Once I released my article there came a tremendous response of gratitude, and support. I know that is not always the response others will receive, but to their credit my thoughts were received with gratitude for shedding light on a situation many are unsure of how to process. That experience made me realize the poor reaction society sometimes injects onto stigmas, is perhaps less about intending to cause harm, and more about not knowing what to do with things society doesn’t understand. For example, the same person who told me not to write about suicide, thanked me for writing after it was released. That same article was featured on BlogHer.com and read by over 7,000 people within one week. My impression is, people want to understand, people want to talk about it, but we don’t always know how. Creating safe places, non-judgmental, spaces for learning, exploring, and having the freedom to ask why, to say the words, to tell our stories, are vital for freeing our society from the clutches of shame that is not ours to own. As long as we refuse to use the words, stigmas will hold the power over us.
As someone who was also sexually assaulted, I understand the feeling of shame when words have been hidden in a closet and rarely used, only to be pulled out for use in the worst kind of awkward situation.
Now is the time to dust off our words. Now is the time to pull them into the light, and make them common.
Did you know that “1 in 4 North American women will be sexually assaulted during their lifetime?” Did you know “1 in 5 Canadians will experience a mental illness in their lifetime. The remaining 4 will have a friend, family member or colleague who will.” Did you know that according to “Statistics Canada…drug related offenses (are) at a 30 year high in Canada,” or that “25% of all deaths in Canada are due to smoking cigarettes?” Here’s another fact. “In the last 45 years suicide rates have increased by 60% worldwide.“
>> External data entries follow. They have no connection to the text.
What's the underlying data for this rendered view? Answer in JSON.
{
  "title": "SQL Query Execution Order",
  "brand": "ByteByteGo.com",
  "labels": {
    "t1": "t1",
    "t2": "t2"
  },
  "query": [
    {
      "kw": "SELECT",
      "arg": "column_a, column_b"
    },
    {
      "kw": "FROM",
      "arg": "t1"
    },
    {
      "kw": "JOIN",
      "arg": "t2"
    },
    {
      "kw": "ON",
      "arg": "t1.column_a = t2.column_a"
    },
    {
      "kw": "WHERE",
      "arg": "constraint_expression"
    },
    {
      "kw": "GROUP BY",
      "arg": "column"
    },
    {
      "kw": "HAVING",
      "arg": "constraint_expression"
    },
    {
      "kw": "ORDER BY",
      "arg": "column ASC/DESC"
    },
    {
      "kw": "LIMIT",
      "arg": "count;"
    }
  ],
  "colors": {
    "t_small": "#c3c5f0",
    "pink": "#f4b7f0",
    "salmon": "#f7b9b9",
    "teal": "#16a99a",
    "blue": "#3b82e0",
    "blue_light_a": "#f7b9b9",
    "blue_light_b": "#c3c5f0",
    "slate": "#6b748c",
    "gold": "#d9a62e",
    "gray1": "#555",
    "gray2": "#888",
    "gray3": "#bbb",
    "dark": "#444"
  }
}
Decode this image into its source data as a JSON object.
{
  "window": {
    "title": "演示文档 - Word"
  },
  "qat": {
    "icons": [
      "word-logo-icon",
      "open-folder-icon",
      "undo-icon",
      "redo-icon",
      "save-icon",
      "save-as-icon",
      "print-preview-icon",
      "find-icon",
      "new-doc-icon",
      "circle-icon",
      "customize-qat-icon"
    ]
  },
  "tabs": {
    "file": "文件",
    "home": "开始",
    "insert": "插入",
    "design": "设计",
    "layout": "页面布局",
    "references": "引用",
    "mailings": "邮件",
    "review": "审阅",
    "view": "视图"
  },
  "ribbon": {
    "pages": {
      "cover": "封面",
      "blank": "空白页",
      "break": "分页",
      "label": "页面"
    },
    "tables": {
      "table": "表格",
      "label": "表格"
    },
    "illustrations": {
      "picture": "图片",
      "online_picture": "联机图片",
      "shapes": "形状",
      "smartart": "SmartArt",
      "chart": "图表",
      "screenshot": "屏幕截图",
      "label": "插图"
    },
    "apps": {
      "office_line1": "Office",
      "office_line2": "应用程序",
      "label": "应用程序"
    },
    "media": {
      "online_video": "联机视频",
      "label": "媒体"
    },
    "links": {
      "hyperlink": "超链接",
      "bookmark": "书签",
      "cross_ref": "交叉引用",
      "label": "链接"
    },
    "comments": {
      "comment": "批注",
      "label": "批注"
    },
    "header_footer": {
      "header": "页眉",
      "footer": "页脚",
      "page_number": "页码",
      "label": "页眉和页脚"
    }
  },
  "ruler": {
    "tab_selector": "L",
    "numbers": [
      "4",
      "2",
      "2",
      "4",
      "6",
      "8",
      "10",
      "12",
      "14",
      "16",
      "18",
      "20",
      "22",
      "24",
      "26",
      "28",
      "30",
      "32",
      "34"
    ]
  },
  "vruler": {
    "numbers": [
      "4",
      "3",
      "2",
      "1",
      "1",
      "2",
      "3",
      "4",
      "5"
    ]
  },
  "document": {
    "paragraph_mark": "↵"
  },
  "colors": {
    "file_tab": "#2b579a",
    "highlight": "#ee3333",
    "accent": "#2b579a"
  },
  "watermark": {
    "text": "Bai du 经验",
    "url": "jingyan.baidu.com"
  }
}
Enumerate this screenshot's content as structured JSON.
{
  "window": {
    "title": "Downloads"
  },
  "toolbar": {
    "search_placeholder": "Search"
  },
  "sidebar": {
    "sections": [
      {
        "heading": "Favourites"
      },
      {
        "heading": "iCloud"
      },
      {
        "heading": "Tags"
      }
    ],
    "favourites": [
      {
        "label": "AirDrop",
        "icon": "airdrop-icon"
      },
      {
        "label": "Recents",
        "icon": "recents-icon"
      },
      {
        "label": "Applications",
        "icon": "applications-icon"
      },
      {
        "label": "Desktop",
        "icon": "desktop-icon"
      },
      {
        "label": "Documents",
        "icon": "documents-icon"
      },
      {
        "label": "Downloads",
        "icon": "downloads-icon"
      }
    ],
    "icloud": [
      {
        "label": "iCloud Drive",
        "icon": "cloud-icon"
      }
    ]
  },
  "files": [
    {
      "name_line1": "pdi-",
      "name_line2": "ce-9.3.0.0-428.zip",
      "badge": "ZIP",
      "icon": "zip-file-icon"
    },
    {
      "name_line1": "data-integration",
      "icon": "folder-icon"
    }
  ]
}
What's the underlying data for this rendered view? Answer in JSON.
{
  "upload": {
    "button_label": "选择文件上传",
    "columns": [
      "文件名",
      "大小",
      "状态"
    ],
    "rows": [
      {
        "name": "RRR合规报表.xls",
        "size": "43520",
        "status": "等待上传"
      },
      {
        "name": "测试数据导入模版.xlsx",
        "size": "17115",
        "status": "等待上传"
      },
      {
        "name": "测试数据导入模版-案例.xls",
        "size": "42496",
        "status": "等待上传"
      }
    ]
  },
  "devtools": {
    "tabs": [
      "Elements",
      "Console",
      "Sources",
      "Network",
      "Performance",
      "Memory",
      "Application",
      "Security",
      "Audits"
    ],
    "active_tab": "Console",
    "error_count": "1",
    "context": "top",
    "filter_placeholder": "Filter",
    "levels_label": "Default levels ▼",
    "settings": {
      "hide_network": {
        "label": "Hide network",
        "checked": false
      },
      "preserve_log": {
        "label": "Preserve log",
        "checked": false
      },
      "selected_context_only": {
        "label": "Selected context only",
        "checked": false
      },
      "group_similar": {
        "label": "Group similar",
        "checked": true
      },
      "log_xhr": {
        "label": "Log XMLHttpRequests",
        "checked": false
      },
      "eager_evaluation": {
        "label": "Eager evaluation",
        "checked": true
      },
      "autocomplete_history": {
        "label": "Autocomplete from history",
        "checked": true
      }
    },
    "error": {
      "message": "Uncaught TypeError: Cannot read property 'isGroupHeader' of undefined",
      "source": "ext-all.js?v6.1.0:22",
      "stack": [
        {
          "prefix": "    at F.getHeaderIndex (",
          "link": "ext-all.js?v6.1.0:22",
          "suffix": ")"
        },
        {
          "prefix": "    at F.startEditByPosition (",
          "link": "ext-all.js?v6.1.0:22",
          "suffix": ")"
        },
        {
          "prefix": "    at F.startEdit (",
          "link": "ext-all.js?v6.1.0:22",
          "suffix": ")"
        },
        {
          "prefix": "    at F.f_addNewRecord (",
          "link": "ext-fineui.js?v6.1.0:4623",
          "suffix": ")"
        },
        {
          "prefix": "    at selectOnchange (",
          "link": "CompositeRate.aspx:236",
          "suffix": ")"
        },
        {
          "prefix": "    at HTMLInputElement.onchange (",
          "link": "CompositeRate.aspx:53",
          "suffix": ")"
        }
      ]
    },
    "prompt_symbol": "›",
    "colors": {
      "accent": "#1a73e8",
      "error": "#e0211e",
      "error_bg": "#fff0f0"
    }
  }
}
As riveting as these statistics are, they are not what shocks me most. What astounds me is how silent our culture can be. Silence, isolation, and fear, are the ammunition fired by the devil that are allowing evil to win. It’s time to take control of this war. Words have power, and what’s even more powerful than that is when we use them. When we name things, when we confront our fears, when we refused to be locked away in the dark closet of isolation any longer, thinking we’re the only ones in this battle, even though statistics tell the story of a very different reality, we can find hope, healing, and freedom as we reduce stigmas simply by naming them, and telling our stories.
As my fellow volunteer at the homework group pointed out, using words gives the power to us. I am a woman. I have a vagina. Some of my readers have a penis, and if you ask me how my husband died, get ready, because I will not hesitate to tell you it was suicide.
If this article was helpful to you, please leave me a comment. Thank you for helping me break the silence by joining my journey. I pray you find safe places to share your story, and whether you do, or not, just remember, the power of words belongs to you.